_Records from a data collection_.

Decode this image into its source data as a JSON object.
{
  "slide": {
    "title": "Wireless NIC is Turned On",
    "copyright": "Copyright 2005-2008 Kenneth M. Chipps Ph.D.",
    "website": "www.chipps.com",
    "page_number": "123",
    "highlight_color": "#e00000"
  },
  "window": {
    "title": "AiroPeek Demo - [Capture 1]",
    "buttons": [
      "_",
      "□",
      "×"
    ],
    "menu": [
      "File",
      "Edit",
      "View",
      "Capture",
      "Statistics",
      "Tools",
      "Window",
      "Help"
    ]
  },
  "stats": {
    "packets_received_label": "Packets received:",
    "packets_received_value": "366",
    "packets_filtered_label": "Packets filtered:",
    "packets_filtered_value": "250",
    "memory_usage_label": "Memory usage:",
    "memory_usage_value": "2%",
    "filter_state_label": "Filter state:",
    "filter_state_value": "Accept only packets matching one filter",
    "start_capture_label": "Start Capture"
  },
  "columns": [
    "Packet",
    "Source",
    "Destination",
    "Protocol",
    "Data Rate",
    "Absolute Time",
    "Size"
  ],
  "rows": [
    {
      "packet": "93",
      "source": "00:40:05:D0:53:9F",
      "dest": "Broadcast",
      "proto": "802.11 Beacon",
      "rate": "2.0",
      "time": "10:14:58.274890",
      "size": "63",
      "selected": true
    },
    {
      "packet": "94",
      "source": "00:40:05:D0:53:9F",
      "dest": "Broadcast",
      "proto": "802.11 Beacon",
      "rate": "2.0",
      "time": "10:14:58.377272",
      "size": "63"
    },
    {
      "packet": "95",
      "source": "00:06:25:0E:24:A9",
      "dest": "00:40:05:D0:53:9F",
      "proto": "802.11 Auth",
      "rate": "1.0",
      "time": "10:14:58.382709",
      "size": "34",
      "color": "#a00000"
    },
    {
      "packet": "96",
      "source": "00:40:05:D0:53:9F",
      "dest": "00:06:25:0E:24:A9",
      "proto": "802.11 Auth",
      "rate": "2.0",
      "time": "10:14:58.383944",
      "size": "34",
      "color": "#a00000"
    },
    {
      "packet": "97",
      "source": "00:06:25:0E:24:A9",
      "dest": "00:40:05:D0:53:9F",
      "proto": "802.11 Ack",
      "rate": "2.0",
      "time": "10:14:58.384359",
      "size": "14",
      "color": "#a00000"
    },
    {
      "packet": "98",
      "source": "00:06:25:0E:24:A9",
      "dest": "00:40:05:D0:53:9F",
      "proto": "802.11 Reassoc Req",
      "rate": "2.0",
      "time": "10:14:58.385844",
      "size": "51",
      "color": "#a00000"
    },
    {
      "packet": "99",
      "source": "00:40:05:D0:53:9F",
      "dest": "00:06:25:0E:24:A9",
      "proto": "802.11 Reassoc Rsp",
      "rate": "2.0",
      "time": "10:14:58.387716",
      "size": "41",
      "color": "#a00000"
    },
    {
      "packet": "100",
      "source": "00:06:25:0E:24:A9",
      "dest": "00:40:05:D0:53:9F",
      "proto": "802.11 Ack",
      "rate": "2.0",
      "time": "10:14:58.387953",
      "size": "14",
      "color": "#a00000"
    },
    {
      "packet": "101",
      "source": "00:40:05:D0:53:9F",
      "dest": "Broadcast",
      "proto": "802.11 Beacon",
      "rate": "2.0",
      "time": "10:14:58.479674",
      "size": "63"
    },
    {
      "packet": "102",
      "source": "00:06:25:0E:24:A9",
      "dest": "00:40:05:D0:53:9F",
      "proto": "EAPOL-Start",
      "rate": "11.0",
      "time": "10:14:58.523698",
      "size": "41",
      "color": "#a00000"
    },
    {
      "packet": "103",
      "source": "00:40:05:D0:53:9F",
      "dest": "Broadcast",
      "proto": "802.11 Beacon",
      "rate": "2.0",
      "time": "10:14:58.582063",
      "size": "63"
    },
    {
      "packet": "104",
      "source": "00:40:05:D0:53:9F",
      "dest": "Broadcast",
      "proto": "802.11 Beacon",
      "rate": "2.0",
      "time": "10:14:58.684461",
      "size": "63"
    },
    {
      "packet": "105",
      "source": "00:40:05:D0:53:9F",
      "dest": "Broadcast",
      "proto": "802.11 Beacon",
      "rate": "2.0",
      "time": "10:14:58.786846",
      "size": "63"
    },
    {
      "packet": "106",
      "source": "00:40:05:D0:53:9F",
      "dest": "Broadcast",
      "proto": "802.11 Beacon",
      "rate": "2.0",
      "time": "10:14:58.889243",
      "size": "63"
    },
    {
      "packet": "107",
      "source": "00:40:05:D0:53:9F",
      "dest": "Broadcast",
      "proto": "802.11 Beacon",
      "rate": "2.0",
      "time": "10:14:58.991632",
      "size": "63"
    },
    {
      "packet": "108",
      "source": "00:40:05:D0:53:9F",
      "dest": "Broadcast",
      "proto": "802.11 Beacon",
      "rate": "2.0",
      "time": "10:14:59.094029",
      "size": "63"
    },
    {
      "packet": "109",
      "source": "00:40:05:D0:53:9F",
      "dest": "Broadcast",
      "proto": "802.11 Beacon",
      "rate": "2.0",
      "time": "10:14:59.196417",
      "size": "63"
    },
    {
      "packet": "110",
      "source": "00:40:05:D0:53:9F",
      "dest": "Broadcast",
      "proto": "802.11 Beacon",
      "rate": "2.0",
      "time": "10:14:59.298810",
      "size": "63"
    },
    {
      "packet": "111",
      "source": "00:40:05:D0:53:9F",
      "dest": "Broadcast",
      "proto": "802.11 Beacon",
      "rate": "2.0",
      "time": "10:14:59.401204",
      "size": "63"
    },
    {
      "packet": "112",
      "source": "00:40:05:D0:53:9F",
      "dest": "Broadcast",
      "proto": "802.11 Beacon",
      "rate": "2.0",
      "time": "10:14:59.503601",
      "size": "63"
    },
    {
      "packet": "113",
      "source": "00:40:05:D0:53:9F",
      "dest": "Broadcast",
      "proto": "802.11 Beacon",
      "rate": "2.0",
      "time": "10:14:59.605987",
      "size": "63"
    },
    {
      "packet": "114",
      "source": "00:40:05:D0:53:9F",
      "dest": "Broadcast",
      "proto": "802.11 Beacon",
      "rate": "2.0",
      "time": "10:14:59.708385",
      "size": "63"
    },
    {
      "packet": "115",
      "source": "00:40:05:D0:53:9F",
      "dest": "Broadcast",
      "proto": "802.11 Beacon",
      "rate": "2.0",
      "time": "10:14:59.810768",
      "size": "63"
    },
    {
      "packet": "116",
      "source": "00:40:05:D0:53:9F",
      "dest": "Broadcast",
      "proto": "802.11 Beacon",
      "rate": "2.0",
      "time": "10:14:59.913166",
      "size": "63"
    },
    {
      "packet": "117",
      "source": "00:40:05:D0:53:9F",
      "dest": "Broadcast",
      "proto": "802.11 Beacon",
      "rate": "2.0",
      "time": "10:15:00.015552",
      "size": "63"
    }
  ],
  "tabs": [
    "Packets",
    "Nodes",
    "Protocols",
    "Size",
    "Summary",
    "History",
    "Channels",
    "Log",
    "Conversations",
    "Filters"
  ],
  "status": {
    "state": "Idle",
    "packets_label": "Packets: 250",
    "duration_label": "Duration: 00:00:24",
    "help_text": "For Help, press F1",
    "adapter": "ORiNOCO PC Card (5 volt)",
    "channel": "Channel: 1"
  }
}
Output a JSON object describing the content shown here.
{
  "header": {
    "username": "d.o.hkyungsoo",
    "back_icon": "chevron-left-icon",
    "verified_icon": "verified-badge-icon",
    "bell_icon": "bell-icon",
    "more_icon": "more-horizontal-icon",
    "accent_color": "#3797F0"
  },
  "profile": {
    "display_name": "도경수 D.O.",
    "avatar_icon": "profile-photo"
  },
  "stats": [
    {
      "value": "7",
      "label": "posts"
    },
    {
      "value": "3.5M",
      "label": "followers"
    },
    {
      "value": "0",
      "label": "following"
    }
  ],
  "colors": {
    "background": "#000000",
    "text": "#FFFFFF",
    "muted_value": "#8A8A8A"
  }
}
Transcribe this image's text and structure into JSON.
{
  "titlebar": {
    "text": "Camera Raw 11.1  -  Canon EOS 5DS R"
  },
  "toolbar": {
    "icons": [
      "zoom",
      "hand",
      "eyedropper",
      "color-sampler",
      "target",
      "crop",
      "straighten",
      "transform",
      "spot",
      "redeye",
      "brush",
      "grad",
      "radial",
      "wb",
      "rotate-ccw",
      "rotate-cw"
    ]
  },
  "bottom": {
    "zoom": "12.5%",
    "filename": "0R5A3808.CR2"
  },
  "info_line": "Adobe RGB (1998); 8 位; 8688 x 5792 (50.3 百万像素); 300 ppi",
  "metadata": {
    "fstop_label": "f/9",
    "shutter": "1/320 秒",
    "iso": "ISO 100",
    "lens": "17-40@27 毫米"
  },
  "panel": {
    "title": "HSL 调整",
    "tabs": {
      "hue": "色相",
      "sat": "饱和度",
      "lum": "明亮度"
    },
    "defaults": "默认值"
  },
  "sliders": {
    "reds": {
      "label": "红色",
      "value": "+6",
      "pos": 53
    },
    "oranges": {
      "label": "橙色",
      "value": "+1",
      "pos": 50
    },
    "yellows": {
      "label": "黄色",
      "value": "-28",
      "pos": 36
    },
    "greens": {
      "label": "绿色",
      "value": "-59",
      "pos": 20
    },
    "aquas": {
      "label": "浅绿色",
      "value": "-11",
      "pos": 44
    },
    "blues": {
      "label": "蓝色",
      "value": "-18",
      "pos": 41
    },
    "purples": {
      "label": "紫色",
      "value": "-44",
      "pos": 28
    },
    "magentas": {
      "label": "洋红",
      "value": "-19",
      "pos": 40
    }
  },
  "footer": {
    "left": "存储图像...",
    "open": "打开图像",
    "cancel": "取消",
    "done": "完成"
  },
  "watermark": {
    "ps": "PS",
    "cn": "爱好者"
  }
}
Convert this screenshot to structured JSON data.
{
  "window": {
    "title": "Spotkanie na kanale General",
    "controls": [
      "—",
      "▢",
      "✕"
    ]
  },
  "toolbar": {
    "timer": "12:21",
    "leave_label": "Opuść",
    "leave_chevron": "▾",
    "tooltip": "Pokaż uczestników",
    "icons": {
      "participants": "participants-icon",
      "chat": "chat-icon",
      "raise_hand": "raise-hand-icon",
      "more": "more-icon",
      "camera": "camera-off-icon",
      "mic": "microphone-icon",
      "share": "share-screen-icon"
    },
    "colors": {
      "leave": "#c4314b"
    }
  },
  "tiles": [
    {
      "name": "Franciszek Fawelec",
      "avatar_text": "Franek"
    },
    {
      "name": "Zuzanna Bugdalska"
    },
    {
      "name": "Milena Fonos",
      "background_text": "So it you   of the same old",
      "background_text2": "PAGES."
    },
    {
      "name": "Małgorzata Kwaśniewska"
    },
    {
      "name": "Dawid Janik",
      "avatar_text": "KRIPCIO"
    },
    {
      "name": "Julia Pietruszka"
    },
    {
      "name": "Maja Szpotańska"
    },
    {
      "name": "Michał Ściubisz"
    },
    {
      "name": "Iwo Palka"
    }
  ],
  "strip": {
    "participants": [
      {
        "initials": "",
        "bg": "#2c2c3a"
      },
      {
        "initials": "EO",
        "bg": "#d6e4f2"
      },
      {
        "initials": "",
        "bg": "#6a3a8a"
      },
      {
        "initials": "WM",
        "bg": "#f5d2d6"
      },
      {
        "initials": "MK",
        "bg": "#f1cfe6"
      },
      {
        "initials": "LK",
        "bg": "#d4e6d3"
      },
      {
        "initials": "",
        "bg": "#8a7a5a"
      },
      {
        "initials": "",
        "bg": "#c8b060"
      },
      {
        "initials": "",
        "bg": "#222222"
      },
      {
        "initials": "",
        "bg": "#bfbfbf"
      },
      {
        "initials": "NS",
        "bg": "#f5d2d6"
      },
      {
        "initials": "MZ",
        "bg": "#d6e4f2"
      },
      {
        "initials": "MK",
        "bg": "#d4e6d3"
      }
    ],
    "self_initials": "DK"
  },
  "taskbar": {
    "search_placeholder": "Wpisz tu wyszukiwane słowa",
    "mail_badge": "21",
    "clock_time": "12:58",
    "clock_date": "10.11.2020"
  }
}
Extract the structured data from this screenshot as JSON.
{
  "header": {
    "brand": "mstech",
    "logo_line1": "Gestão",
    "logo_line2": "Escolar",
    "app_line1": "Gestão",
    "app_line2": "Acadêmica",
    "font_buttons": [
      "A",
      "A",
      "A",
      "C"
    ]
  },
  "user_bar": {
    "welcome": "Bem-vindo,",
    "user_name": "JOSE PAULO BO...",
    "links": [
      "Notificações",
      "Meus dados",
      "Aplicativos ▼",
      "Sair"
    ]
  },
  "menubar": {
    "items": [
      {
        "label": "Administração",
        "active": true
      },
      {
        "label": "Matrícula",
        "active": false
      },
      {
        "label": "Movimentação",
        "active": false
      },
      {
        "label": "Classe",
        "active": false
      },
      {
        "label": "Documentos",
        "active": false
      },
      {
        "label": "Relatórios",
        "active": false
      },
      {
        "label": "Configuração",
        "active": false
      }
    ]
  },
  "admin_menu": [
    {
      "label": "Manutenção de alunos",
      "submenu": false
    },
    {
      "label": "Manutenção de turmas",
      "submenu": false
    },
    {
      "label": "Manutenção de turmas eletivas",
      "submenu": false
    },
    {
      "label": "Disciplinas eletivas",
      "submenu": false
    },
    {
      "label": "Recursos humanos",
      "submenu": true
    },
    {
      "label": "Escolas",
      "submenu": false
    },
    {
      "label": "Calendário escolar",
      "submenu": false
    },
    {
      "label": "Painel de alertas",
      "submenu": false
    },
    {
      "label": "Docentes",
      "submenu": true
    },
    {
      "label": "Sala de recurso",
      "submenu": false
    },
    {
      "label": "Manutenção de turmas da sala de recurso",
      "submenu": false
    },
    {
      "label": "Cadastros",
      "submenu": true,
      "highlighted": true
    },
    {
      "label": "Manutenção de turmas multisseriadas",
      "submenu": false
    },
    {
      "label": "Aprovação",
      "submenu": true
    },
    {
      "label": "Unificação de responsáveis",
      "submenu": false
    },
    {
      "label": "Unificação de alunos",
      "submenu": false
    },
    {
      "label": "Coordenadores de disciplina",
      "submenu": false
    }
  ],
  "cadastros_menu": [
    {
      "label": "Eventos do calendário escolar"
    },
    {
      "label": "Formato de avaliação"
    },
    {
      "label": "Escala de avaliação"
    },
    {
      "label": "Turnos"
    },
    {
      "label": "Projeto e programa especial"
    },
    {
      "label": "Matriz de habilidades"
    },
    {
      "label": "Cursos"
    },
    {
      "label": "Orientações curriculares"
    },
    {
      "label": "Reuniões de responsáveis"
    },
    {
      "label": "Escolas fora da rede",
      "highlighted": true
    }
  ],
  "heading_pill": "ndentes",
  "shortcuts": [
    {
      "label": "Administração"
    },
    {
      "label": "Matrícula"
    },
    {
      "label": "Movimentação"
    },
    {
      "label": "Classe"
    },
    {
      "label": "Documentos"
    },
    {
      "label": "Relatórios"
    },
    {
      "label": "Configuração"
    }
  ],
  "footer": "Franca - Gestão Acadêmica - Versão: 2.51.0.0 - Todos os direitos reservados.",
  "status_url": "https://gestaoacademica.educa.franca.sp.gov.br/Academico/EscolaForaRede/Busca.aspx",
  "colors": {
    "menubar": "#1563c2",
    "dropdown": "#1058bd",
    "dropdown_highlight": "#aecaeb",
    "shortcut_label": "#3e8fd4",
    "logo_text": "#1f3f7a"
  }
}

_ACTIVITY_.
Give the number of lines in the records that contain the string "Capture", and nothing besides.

_EXERCISE RESPONSE_.
3